... riveting ... Writing from Longmire’s point of view for the entirety of this fast-paced mystery, Johnson uses crisp prose and sharp dialogue to create a sense of immediacy as the investigation moves toward its inevitable, thrilling conclusion. The case also allows Johnson to incorporate horrifying statistics about how young Native American women are substantially more likely to be murdered, to be sexually assaulted or to commit suicide than the national average. Longmire knows that what happened to Jeanie and what’s threatening Jaya lie anywhere along that spectrum, and that’s what scares him. As readers, you’ll be scared too.
As usual with this series, the characters are well drawn and the suspenseful plot takes some surprising twists. However, the author’s prose, which is usually first-rate, falters when he writes about basketball. In the acknowledgements, he credits a high school basketball coach with helping him understand the game, but the descriptions of practices and tournament games are clumsy and sometimes hard to follow.

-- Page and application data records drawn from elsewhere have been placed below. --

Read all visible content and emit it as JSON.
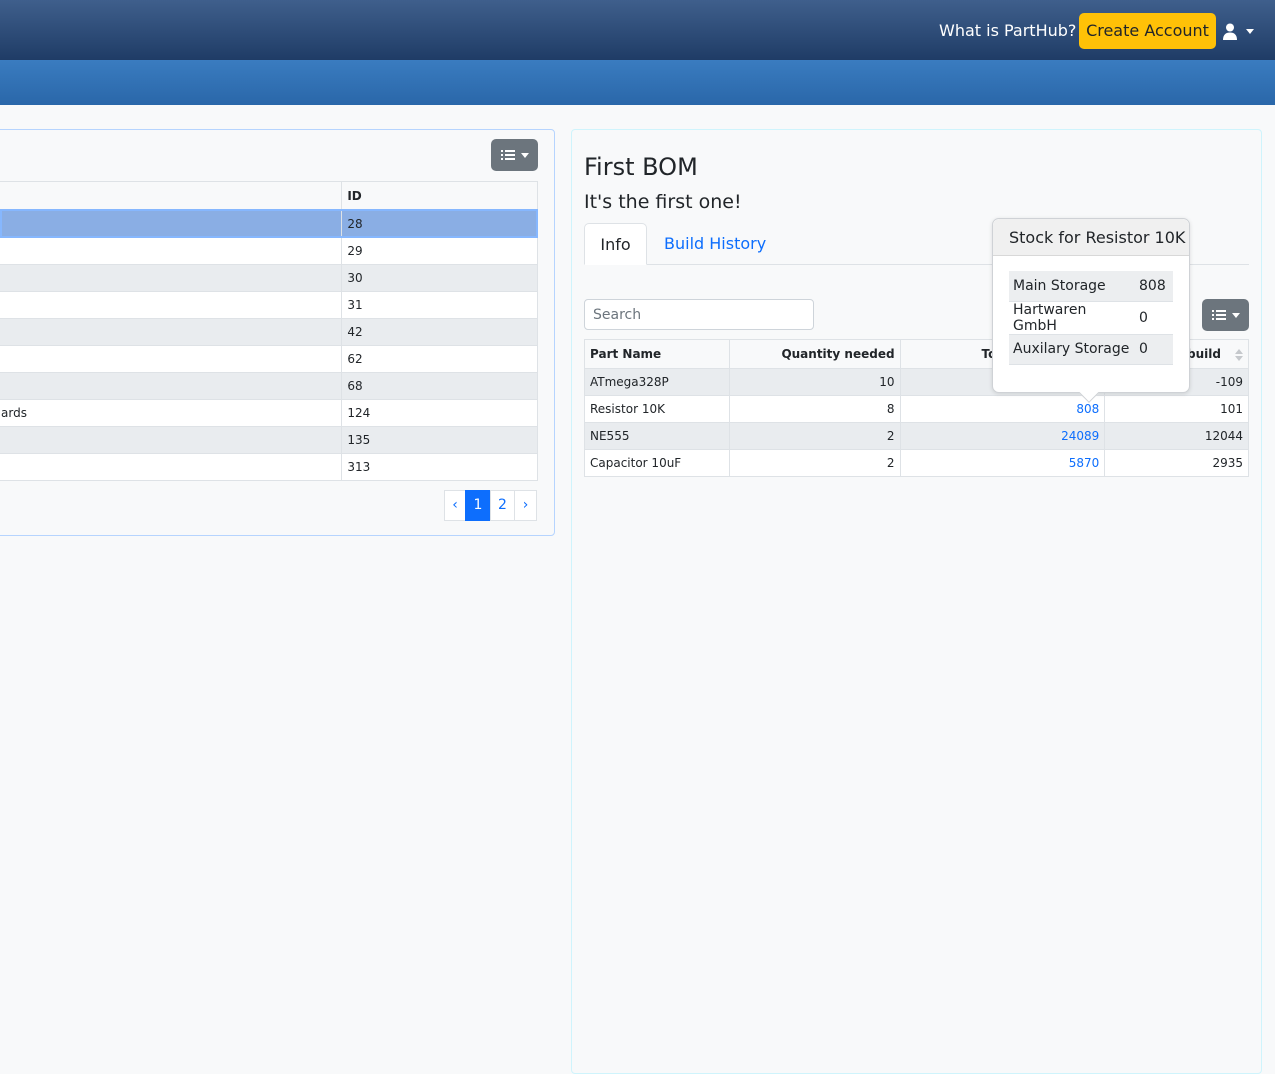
{
  "navbar": {
    "about_link": "What is PartHub?",
    "create_account": "Create Account",
    "user_icon": "user-icon"
  },
  "left_table": {
    "header_id": "ID",
    "rows": [
      {
        "name": "",
        "id": "28"
      },
      {
        "name": "",
        "id": "29"
      },
      {
        "name": "",
        "id": "30"
      },
      {
        "name": "",
        "id": "31"
      },
      {
        "name": "",
        "id": "42"
      },
      {
        "name": "",
        "id": "62"
      },
      {
        "name": "",
        "id": "68"
      },
      {
        "name": "ards",
        "id": "124"
      },
      {
        "name": "",
        "id": "135"
      },
      {
        "name": "",
        "id": "313"
      }
    ],
    "selected_color": "#8aaee4"
  },
  "pagination": {
    "prev": "‹",
    "pages": [
      "1",
      "2"
    ],
    "next": "›",
    "active": "1"
  },
  "bom": {
    "title": "First BOM",
    "description": "It's the first one!",
    "tabs": [
      "Info",
      "Build History"
    ],
    "search_placeholder": "Search",
    "columns": [
      "Part Name",
      "Quantity needed",
      "To",
      "build"
    ],
    "rows": [
      {
        "part": "ATmega328P",
        "qty": "10",
        "total": "",
        "build": "-109"
      },
      {
        "part": "Resistor 10K",
        "qty": "8",
        "total": "808",
        "build": "101"
      },
      {
        "part": "NE555",
        "qty": "2",
        "total": "24089",
        "build": "12044"
      },
      {
        "part": "Capacitor 10uF",
        "qty": "2",
        "total": "5870",
        "build": "2935"
      }
    ]
  },
  "popover": {
    "title": "Stock for Resistor 10K",
    "rows": [
      {
        "location": "Main Storage",
        "qty": "808"
      },
      {
        "location": "Hartwaren GmbH",
        "qty": "0"
      },
      {
        "location": "Auxilary Storage",
        "qty": "0"
      }
    ]
  },
  "colors": {
    "primary": "#0d6efd",
    "warning": "#ffc107",
    "secondary": "#6c757d"
  }
}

As usual, Longmire, a Vietnam War vet, shrugs off some serious physical knocks, including falling into a canyon, on the way to a dramatic showdown with a killer and a bittersweet if hopeful ending. Fans will hope the sheriff has no plans to retire soon.